China's work safety chief detained for alleged graft in midst of Tianjin blast fallout
Investigation comes as the city remembers those who lost their lives in tragedy
The mainland's top work safety official, who was overseeing the emergency response to the Tianjin blasts, was put under investigation for alleged corruption on Tuesday. But it was not clear if his detention was linked to the explosions that killed at least 114 people in the port city.
The website of the graft-busting agency, the Central Commission for Discipline Inspection, said Yang Dongliang, head of the State Administration of Work Safety, was suspected of "violations of party discipline and the law", a euphemism for graft.
The news came as a shock to many as Yang, a former deputy mayor of the city, had been overseeing the rescue efforts since the blasts last Wednesday. On Monday he attended a meeting of the State Council's rescue task force.
Meanwhile, mainland media revealed 10 controllers and executives of Ruihai International Logistics, the operator of the warehouse where the blasts occurred, had been in police detention since last Thursday.
Read more: Tears as Tianjin mourns victims of warehouse blasts in commemoration ceremonies across city
Among those detained were Yu Xuewei, a former senior executive of Sinochem Tianjin, and Dong Shexuan, son of the former head of Tianjin Port Public Security Bureau, Caijing reported.
Ruihai's temporary permit to handle hazardous chemicals had expired in October 2014, and it did not obtain another permit until June this year, mainland media reported.

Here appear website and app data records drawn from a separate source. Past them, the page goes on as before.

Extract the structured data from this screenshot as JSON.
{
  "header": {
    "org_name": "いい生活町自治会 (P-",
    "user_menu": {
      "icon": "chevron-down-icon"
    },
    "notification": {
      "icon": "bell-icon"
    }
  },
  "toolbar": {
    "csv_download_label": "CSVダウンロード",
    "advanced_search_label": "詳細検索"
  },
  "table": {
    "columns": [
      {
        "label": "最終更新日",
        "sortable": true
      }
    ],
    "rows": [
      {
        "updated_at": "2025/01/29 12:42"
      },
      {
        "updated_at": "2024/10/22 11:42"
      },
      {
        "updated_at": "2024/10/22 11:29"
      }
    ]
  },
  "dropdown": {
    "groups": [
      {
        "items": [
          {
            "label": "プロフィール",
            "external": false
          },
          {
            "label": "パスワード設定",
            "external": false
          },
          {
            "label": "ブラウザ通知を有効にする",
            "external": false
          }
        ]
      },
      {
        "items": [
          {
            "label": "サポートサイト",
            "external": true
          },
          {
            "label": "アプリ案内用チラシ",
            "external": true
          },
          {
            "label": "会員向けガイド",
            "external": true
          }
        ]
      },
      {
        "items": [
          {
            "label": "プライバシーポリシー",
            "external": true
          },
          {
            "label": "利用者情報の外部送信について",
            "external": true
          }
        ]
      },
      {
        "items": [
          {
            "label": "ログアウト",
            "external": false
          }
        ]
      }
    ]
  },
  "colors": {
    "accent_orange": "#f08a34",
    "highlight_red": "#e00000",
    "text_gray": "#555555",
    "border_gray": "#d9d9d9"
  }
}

The probe into Yang, who built his career in petrochemicals and spent 12 years as a deputy mayor in Tianjin, might not be linked to the blasts.
Mainland media said the investigation might instead be related to the loss of state assets in the city. Yang had been the head of the city's state-owned assets administration for five years. Inspection teams from the CCDI have not yet covered the work safety administration.
The developments came as residents, firefighters, police and some officials gathered at sites in the Binhai New Area to remember those killed - carrying out a traditional ritual in marking the seventh day following a death.
The authorities are yet to announce the cause of the blast and hazardous chemicals still need to be removed from the site.
Some journalists and residents said they received skin burns after rain began to fall heavily at 10am. Experts have warned residents to stay away, fearing the rain could cause dangerous chemical reactions.
Bao Jingling, chief engineer of the Tianjin Environmental Protection Bureau, said air quality would be closely monitored, but added, "the best way [to be safe] is to stay far away from the site".
Angry homeowners braved the rain to protest outside a venue used for media briefings.
They demanded compensation and asked the government to buy back flats damaged in the blasts.
The State Council yesterday set up a task force to investigate the incident. It will be led by Vice-Minister of Public Security Yang Huanning.
Wang Hongwei, a professor at Renmin University, expected more people would be investigated. He said the incident was "unprecedented" and that any official implicated, no matter how senior, would be punished.